▶ AIM OF THE EXERCISE
Pull every line containing the word "content" out of the material below.

▶ DATA TO USE
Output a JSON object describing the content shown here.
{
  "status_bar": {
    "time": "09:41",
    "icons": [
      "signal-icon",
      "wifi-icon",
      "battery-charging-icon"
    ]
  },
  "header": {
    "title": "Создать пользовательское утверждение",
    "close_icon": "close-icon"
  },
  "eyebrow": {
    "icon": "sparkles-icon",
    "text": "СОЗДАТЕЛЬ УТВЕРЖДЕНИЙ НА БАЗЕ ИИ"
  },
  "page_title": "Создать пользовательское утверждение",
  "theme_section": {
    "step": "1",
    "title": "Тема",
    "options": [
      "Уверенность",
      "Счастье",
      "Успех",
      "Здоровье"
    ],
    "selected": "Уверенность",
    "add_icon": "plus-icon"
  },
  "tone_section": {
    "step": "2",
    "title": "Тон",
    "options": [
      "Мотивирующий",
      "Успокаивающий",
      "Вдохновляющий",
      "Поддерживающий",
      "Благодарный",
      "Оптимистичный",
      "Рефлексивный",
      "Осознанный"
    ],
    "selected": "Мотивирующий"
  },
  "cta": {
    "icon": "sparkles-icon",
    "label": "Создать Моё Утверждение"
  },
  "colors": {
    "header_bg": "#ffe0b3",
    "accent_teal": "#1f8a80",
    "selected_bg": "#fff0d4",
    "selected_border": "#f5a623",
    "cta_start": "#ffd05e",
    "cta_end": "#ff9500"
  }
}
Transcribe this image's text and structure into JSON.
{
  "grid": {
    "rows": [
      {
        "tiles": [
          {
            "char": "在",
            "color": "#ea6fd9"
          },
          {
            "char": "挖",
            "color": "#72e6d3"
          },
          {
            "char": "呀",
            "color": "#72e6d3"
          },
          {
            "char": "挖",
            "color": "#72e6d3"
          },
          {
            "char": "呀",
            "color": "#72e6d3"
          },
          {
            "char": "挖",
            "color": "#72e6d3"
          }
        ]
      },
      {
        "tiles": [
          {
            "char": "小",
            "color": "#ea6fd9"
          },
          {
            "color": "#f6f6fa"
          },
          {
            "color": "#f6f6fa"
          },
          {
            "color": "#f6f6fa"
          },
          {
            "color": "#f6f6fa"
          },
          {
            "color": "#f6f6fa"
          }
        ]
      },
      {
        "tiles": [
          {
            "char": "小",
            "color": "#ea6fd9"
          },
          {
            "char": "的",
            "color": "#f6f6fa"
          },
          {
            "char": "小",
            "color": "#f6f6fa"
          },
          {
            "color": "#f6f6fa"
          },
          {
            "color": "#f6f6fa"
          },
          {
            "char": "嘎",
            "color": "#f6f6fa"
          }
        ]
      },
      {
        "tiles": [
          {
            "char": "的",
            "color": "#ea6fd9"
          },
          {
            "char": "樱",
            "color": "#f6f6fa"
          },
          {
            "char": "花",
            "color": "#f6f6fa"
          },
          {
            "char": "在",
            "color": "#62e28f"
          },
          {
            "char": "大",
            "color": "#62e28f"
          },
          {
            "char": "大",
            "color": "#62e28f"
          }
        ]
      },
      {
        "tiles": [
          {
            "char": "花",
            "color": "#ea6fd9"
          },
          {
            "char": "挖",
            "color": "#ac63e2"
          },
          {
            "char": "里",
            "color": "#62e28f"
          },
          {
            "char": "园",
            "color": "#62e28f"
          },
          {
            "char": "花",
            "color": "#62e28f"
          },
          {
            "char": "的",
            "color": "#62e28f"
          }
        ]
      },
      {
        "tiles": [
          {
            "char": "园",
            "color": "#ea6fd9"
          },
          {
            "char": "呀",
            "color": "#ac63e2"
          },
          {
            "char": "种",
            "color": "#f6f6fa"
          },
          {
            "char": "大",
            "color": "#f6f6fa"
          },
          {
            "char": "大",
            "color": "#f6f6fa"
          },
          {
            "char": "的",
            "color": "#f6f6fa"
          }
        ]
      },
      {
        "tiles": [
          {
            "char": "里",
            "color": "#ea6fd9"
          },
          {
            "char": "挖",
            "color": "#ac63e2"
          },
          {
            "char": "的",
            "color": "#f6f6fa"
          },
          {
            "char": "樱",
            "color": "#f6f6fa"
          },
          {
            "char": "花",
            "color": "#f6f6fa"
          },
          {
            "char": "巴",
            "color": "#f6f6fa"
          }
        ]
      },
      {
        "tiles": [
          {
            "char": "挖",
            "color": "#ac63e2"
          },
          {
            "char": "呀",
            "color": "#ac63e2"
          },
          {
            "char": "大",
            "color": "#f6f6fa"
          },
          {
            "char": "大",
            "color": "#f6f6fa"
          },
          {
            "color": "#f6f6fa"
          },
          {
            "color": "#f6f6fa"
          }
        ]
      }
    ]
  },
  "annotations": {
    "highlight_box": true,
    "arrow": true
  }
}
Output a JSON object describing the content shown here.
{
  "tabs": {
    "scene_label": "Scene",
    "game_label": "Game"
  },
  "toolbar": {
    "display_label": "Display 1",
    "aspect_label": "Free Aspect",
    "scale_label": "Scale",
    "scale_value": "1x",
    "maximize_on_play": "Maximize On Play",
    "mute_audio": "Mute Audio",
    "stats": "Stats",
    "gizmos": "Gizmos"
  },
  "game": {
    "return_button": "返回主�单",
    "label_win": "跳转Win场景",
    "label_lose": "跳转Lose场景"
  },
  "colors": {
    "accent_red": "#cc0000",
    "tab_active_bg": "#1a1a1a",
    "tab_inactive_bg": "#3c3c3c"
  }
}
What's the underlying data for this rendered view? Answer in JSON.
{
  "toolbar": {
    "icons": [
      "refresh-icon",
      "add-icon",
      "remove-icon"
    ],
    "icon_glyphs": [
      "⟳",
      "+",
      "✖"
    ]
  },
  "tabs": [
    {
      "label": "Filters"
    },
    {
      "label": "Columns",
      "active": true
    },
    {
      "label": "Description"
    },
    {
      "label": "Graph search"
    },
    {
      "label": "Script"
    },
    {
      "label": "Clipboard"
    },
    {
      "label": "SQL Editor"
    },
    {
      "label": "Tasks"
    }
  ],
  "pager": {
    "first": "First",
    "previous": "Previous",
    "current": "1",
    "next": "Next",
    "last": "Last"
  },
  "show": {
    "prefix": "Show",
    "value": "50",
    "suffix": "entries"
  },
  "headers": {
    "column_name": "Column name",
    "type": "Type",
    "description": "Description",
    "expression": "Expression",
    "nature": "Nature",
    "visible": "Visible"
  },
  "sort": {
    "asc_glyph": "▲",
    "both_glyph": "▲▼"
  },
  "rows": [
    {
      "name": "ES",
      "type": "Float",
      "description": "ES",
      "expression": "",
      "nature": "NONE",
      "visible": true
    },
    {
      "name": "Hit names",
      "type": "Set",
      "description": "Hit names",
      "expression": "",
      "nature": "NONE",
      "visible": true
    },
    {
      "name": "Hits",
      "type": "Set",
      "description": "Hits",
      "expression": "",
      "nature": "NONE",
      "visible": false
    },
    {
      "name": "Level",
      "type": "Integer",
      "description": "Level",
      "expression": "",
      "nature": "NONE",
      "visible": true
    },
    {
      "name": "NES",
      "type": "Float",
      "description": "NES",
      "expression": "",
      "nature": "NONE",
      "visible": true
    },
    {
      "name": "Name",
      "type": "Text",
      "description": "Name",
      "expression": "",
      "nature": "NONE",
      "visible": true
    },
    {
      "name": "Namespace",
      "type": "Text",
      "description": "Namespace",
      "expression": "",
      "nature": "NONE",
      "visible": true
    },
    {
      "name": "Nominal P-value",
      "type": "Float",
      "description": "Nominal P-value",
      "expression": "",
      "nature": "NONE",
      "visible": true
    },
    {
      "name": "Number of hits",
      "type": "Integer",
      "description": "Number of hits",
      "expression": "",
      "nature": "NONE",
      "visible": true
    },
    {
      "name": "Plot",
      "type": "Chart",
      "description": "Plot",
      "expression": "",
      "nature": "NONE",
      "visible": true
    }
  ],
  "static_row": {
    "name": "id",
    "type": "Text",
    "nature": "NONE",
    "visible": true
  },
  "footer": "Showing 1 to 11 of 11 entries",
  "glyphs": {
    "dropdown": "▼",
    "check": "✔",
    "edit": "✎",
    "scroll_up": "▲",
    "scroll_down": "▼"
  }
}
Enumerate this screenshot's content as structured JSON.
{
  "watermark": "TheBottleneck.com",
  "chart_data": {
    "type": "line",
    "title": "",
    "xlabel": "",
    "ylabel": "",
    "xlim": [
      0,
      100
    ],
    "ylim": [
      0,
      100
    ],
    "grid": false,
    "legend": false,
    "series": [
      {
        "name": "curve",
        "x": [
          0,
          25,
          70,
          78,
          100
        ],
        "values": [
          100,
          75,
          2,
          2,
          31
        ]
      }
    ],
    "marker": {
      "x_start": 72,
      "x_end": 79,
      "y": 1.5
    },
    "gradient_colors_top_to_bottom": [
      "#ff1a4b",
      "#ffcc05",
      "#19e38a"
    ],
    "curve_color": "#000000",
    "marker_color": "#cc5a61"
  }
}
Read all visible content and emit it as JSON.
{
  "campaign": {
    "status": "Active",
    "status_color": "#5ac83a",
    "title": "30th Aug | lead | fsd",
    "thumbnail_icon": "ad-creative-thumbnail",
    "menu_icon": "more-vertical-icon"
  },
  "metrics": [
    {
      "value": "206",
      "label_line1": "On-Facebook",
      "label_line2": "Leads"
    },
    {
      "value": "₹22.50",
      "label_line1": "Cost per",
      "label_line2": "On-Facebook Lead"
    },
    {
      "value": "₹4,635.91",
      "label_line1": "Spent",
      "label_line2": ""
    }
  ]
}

▶ ANSWER BOX
Output a JSON object describing the content shown here.
Output a JSON object describing the content shown here.
Enumerate this screenshot's content as structured JSON.
Read all visible content and emit it as JSON.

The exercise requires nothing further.